The supporting actor list is absolutely thick with talent; too many to name everyone. Three particularly standing out are David Strathairn (William Seward), Tommy Lee Jones (Thaddeus Stevens), Bruce McGill (Edwin Stanton) and Lee Pace (Fernando Wood)

It should be no surprise that any film dealing with Lincoln and the Civil War will usually end with Lincoln's assassination. However, Spielberg and screenwriter Tony Kushner chose not to show the actual event, instead wrapping up with inspirational oratory.

This morning Lincoln received seven Golden Globe nominations, the most for any movie, and it won't surprise me if they repeat a similar feet when it comes to Oscar nominations in mid-January, especially  Day-Lewis (Lead Actor), Kushner (Best Screenplay) and Best Picture.

Perhaps a little picky, but I did knock off a star because of a bit of time compression at the end and for a couple of scenes that, while adding to the flavor of the movie, are doubtful at ever happening, according to some historians. (Though only a sub-plot in passing, I would have liked to have seen more information on the peace overtures from the Confederacy).

RATED: 9.0 out of 10 STARS

* * *

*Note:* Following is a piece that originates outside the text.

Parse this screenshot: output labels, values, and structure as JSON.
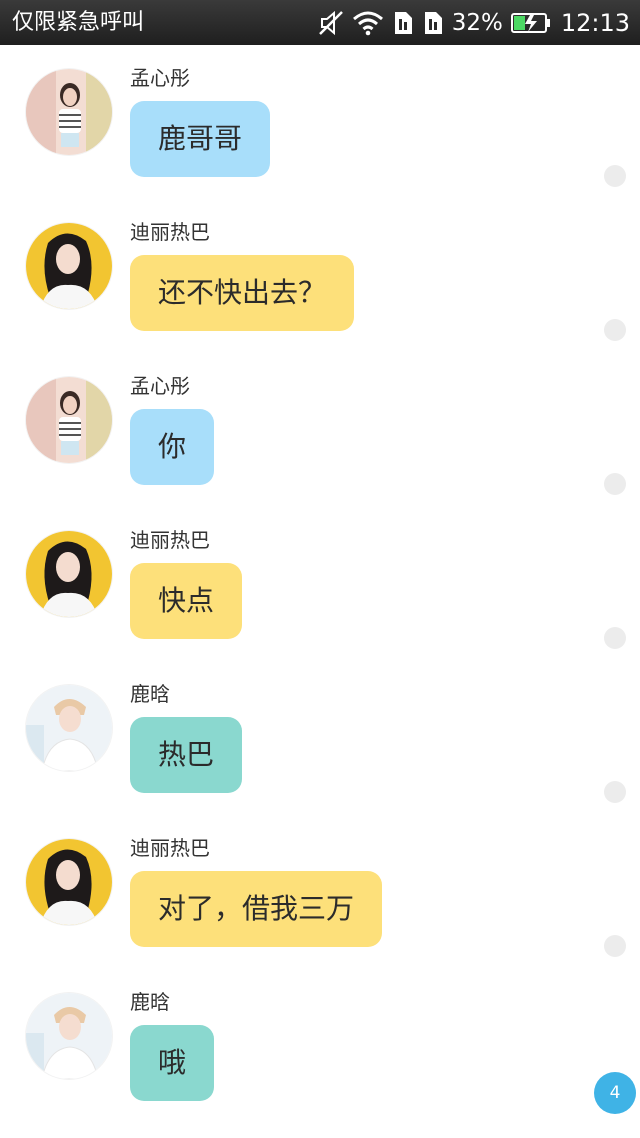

Lincoln will be showing at the Cerrito at least through December 21st, and is also showing at several other theaters throughout the area.  Further information on show times and locations can be found at Fandango.